Her high school guidance counselor, after hearing that Mary wanted to illustrate children’s books, offered this advice: “You can’t do that. You’ve got to be practical. Get a degree in English so you can teach.”
Mary recalls that after graduation, there were many people “who thought being an artist was too unrealistic for everyday life and often asked, ‘So, Mary, what are you really going to do?’”
Fortunately for Mary, her parents were here biggest supporters. She writes:
Then I thought of my parents, and the faith they had had in me right from the beginning. I remembered when I was nine years old, and hurried home to tell Mom that I had met my first real artist. She was a woman who sometimes baby-sat for us and had her own studio set up in her basement. “Mommy,” I announced, “I need a studio.”
Mom didn’t say, “Honey, we don’t have space for you to have anything like that” (which we didn’t). She merely nodded matter-of-factly as though my request made perfect sense—and emptied our linen closet. Out went the vacuum, mops, and towels, and in went my desk, chair and pen-and-ink set. I sat crammed in there for hours, learning how to draw by copying the illustrations from my mother’s and grandmother’s old-fashioned storybooks and signing my work with my very convenient initials, ME.
From that time on my parents always treated my art as serious business. Bolstered by their support, I continued on even without formal training, telling myself over and over what they had instilled in me: “Of course you can become an artist. Keep working for it. If you can imagine it, you can achieve it. If you can dream it, you can become it.”
What a great gift Mary received from her parents. I, too, have been blessed with a mom and dad who have been extremely supportive. As a parent, it is not always possible to to provide your child with the best of everything (even though you wish you could.) Although being able to afford the best education, the best equipment, and the best opportunities for your child is helpful, these things are not nearly as valuable as believing in your child’s dreams. And not only believing in them, but showing them, through your words and actions, that you believe. The world will dish out more than its fair share of discouragement and “reality checks.” But the firm and confident encouragement from a parent can serve as a life preserver when the going gets tough. Those words and those actions mean more than you’ll ever know.
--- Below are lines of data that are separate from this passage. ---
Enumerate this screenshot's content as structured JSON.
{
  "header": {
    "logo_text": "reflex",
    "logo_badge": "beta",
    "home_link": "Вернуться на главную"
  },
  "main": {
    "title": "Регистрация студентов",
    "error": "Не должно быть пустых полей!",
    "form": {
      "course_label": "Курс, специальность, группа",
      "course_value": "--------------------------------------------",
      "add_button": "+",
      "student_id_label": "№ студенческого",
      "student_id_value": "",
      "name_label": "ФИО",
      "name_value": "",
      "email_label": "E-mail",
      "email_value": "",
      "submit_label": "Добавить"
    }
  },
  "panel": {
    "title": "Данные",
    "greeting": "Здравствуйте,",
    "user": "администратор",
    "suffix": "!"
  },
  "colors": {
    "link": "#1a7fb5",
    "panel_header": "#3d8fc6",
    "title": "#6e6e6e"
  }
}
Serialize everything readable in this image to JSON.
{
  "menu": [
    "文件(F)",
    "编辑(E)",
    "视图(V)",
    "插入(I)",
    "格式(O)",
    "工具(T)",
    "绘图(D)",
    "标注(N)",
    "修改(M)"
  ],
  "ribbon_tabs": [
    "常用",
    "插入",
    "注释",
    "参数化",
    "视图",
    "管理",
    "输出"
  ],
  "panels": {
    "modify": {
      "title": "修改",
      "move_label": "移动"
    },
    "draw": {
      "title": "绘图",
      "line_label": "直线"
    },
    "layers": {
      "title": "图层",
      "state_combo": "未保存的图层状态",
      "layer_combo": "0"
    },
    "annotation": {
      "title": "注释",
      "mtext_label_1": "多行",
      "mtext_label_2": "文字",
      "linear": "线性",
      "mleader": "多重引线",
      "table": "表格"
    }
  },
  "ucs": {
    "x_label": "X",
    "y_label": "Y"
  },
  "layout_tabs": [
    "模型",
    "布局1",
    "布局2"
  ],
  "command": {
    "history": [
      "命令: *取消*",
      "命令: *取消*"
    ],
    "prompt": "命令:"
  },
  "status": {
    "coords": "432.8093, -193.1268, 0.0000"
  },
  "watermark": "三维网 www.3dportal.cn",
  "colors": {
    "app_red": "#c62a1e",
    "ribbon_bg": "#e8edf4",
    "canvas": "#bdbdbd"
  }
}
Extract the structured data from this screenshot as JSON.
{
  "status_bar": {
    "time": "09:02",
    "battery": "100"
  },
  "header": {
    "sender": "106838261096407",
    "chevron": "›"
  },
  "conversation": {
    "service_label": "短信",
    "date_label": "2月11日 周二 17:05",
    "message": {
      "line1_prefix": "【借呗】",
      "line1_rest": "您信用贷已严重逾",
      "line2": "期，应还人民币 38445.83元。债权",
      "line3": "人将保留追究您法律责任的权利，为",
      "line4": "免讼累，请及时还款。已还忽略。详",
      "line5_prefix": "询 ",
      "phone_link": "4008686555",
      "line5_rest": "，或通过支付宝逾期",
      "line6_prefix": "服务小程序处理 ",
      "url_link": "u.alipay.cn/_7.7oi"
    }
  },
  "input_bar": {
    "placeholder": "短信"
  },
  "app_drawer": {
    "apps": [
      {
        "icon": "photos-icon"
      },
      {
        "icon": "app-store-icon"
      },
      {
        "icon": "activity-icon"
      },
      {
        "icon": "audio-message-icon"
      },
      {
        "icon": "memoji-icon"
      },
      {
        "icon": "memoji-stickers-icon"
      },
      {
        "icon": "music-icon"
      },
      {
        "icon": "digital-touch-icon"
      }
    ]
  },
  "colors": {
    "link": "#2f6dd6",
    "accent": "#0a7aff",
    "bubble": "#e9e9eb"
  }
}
I’ll wrap it up with some more words from Ms. Engelbreit:
When my sons were little and people asked them about their mom, they said, “She colors all day.” Their reply still makes me laugh, because coloring is the kind of activity a lot of adults might think strange. It’s right up there with dreaming. Dreaming, some think, is a waste of time.
Today my studio is only 10 miles from where I was born—from where my parents encouraged a little girl to color away in a closet, to use her imagination and dream her dreams. As far as I’m concerned, dreaming isn’t a pleasant pastime, it’s a responsibility. We all have to do it, to bring a sense of fun and wonder into our daily lives. And to be the best we can become.